Not long ago my staff and I shifted gears and set aside a chunk of our planned professional development to allow ourselves some time to connect. Once we were there (well, on the Zoom together anyway), people listened and I think heard the overwhelming truth that while we may be stressed, while we may hold on more to worry than we’d like, and while many of us (at least by a show of hands) aren’t sleeping as well as we wish we were, we are not alone.
Along with our stories we shared some laughter, hardly a surprise with our caring staff, and some ideas about how we can continue to adjust things as we start the new semester. Most of all it felt like the alchemy of this adjusted day made something better than gold out of our very raw and real emotions. I think many of us felt something almost akin to hope.
It was nice to have permission to feel that too.
Comprehensive distance learning has been hard. It’s been hard on students, on teachers, on staff, and on families. We try our best and work with purpose and professionalism, and sometimes the results are pretty great. Other times, well, comprehensive distance learning is hard.
So for that professional development, after listing a menu of options for a variety of topics I added one last option for my staff.

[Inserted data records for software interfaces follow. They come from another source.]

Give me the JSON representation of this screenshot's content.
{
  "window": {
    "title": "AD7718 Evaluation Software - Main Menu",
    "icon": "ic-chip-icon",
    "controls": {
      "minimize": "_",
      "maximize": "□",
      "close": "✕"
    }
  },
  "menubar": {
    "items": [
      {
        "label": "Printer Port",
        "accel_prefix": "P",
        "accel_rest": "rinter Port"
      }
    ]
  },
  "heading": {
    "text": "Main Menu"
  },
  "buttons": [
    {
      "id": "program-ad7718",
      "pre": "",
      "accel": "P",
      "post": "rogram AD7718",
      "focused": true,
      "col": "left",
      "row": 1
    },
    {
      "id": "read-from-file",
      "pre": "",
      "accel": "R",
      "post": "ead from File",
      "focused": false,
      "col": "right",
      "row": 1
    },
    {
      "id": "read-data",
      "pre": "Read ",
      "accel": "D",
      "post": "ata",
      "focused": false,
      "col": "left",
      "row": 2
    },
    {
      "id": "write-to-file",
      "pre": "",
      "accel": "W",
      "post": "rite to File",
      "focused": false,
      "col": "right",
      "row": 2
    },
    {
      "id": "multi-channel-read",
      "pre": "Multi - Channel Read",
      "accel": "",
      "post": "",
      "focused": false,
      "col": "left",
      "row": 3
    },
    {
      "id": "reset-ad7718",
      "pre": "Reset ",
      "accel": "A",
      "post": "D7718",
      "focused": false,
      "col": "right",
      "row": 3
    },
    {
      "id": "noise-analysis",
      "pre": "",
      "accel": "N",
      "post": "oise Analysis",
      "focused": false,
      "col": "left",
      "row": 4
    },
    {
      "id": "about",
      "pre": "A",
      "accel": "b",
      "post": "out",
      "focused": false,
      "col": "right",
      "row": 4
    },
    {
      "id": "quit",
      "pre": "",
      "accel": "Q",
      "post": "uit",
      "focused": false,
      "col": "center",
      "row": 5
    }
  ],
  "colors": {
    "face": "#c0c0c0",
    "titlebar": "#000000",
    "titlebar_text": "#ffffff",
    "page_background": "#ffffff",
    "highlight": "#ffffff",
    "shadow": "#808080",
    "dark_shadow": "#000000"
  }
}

“Finally,” I wrote, “I’d like to add one more: permission. If you need to not attend one of these, if you need to go for a walk, snuggle with your pet, or call a friend, then please give yourself permission to do so. You matter so much, and taking care of yourself, showing yourself kindness, and giving yourself grace, all these are important too.”
As educators we are givers. We give to our students, our colleagues, and our school community. We give of our time, our hearts, and sometimes our pocketbooks. We give to everyone who needs us, except (all too often) ourselves.
Few staff members took me up on that final choice, though the responses I got to that PD email were as kind as they were heartfelt, and I like to imagine that the willingness to shift gears and focus on engaging with one another might have helped too.
And then I got an email from one of my amazing teachers who I’d asked for ideas about future PDs. She wrote some very kind words about including that final option and then offered some suggestions that made me smile:
“That’s a long intro to some ideas,” she wrote, “and I don’t know what boxes you have to check so that site PD is indeed site PD, but….
“Permission to relax. Permission to laugh. Permission to learn from our mistakes and from each other without a heavy title/subject attached.
“Remote Teaching BINGO (have had a silly autocorrect in Zoom chat, have typed an angry email that you didn’t send, cried during Zoom, cried after Zoom, stopped everything mid-Zoom and pivoted because it clearly wasn’t working, is feeling your eyesight go downhill because of all this screen time)
“An option to read/listen to/watch all these lovely “we’re not alone/here’s someone who loves teachers giving you advice” articles, clips, etc. that staff members share and I, for one, would love to read/listen to/watch, but honestly… when? If you TOLD me to pick one, sit back and watch it? I would.
“Break out rooms to share something that you’ve been doing that’s totally unrelated to remote teaching. Something human that brings some joy and reminds us that we’re all still living lives that are rich and don’t include a screen.
“Having said all this, there’s no escaping the fact that we’re ALWAYS ON A SCREEN. It’s simply exhausting. And it’s always there. Before, during, and after class… grading, planning, meetings. All of it. For many of us, the only thing stronger than our desire to be with our co-workers and friends is our desire to watch screen time die a quick death. If you could get us all hazmat suits and/or accelerate the vaccine so we could mingle on the blacktop… that’d be great!”
I can’t afford hazmat suits, and I doubt Risk Management would smile on that anyway, but I can weave some of her ideas into future PD. If working with my amazing staff has taught me anything during this strange, strange, strange time, it’s the importance of laughter, of love, and the importance of allowing ourselves permission.